October 12 to November 30, 2011
18 East 79th Street (between Madison and Fifth avenues)
New York City, (212) 734-6300
Every visitor to the great display of Willem de Kooning at MoMA is aware of the extreme difficulty of understanding his development. Acquavella’s magnificent show of Georges Braque, presented on two floors of a grand Upper East Side townhouse, poses the same question about an earlier modernist. How and why, one wants to know, does an artist who develops one style very successfully suddenly abandon it and move on? There are three Braques in this exhibition: the early fauve master (1906-1907); the cubist who was Pablo Picasso’s collaborator (1907- 1914); and the senior figure who, after that relationship was dissolved by the Great War, developed a highly distinctive late style (1917-1956), which openly borrows from but looks surprisingly different from classical cubism.
Change is difficult, as every psychoanalyst will tell you, because most neurotics cling to miserably dysfunctional lives. How much more difficult, then, to understand how Braque, who at each stage of his artistic career was marvelously triumphant, twice abandoned his style to move on. The intense colors of L’Estaque (1906) are given up in Harbor (1909), which reconstructs a beach scene in monochromatic brown and gray planes. (Houses at L’Estaque (1907) shows that transition in progress.) The austere Analytic Cubist The Mantlepiece (1912) is very unlike The Pantry (1920), in which Braque opens up his picture space. In the later art we remain indoors, he never returns to the landscape; a distinctive dark palette, not however restricted to blacks, grays and whites emerges. And in The Billiard Table (1944-52) cubist denial of perspective and a post-cubist palette present a distinctive new motif.
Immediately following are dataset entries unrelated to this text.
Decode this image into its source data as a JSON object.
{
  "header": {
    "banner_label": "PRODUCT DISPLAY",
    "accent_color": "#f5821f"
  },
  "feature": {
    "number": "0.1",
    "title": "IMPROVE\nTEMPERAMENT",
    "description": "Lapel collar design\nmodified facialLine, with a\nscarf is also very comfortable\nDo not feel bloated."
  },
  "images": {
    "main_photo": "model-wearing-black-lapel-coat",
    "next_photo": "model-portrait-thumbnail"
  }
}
Usually Braque is taken to be a lesser artist than Picasso. Once their collaboration dissolved, while the Spaniard moved rapidly through Neo-classicism, Surrealism and highly personal erotic images, before finding his late style, often based upon appropriations from the old masters, the Frenchman’s career was more modest. If no John Richardson has been inspired to tell Braque’s story that perhaps is because there is less to tell. The ‘flesh-colored’ cock forming part of the woman’s body in Woman with a Mandolin (1937) is as visually daring as Picasso’s erotic inventions, but how different is the studio setting, whose colors might come from early Vuillard. Mostly, however, Braque avoids Picasso’s explicitly autobiographical concerns
This exemplary show, which retells an important part of the now historically distant era of French modernism, speaks eloquently to the present. Not, I hasten to add, with reference to the pictorial concerns of cubism itself: That visual culture is now distant. But what remains of living interest is Braque’s ability to radically develop, in ways that do not simply cancel and preserve his prior manner. When Frank Stella works in series, he works through all of the variations on a motif, which he then abandons. Robert Mangold, by contrast, develops his motifs in a more intuitive way. And after the early Abstract Expressionist abstractions, Richard Diebenkorn turned to figurative painting before embarking on the Ocean Parks. Braque’s very different, arguably more radical development is even harder to rationally reconstruct. In the 1980s, some most distinguished scholars proposed to eliminate ‘style’ from our vocabulary. This exhibition shows that you cannot understand Braque without stylistic analysis. Since Stella’s, Mangold’s, and Diebenkorn’s magnificent ways of developing now reveal their period style, maybe some daring young artist will find her inspiration in this exhibition.print